Gender, sexuality and schooling
Based initially on an ethnographic study of a secondary school in the West Midlands, UK, this aspect of Mary Jane’s work explores student-centred perspectives on gender relations, sexuality and sexuality education. Her early work in this field traces the contours of masculinities and femininities in interactions between the formal school and the informal sexual cultures of teachers and young people. Taking a unique approach to social learning she suggests that, in the context of increased regulation of school life through testing and monitoring, young people’s sexual cultures may become sites of resistance, as adult-free and education-free zones in which students can collectively negotiate their own sexual values (Kehily 2002). Later work has considered gender relations beyond the school, providing accounts of femininities in the context of globalisation (Kehily and Nayak 2008) and from an intergenerational perspective (Kehily 2008).
Youth cultures, popular culture
Mary Jane has a long standing interest in youth cultures. Her published work documents the creative cultural practices of young people and the ways in which researchers have made youth visible through ethnographic study and semiotic analysis (Kehily 2003; 2007). Building upon and expanding this work, she has collaborated with Anoop Nayak to develop a global perspective on youth in ‘new times’ (Nayak and Kehily 2008). A second edition of Gender, Youth and Culture: global masculinities and femininities was published by Palgrave in 2013. Throughout this body of work Mary Jane considers the impact of popular culture on young people in different geographic locations and the ways in which it can be drawn upon as a resource for thinking, talking and learning.

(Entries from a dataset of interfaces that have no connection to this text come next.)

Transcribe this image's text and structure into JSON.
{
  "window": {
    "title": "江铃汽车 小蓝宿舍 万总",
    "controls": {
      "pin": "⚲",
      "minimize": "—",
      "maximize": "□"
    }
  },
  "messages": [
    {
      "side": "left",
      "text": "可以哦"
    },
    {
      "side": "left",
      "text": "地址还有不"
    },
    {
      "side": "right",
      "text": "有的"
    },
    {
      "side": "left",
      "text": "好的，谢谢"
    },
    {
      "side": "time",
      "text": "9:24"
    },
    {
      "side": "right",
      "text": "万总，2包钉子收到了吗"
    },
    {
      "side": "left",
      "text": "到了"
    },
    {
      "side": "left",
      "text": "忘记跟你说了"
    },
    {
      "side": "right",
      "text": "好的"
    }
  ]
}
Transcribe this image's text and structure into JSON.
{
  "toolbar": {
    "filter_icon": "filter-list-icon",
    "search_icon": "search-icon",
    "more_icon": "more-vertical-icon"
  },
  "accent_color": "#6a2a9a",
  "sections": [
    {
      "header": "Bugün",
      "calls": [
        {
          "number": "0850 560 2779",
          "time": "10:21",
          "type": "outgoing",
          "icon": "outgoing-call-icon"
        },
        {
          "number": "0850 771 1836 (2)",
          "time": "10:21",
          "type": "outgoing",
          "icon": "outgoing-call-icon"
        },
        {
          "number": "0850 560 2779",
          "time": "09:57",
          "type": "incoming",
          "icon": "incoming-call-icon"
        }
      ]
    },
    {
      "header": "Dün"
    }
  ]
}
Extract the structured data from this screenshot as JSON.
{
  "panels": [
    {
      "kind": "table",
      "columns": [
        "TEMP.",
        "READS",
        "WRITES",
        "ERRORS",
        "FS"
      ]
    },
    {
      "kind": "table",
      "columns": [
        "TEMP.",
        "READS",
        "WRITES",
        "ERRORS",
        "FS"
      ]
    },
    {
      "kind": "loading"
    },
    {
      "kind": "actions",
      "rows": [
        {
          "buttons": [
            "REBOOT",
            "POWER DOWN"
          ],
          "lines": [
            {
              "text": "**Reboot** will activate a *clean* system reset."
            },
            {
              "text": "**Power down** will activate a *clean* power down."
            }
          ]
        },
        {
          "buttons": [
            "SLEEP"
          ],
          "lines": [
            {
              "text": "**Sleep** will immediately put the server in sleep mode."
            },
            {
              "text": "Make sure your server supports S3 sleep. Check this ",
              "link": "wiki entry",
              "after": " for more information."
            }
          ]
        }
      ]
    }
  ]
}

As part of a productive long term collaboration with Rachel Thomson , Sue Sharpe and Lucy Hadfield, Mary Jane has explored the ways in which motherhood as a concept, an identity and a social practice has changed over three generations. Beginning with the experience of first time mothers in the present, the research develops an account of contemporary motherhood as a diverse and changing identity, shaped by age and socio-economic circumstances, in ways that produce new social divisions between women (Thomson and Kehily 2008; Kehily 2011). This study is part of a wider project to understand the shifts in women’s lives that have taken place over the twentieth century and the implications of these for social theory.
Childhood, sexual innocence, discourses that bring the child into being
Informed by her teaching at The Open University, particularly the innovative undergraduate Childhood course (Kehily and Swann 2003), Mary Jane has developed a research profile in Childhood Studies that examines the idea of childhood as a social construct, the reification of childhood innocence (Kehily and Montgomery 2003), the ways in which Western childhoods have changed and the formation of discourses that view contemporary childhood as ‘in crisis’ (Kehily 2010).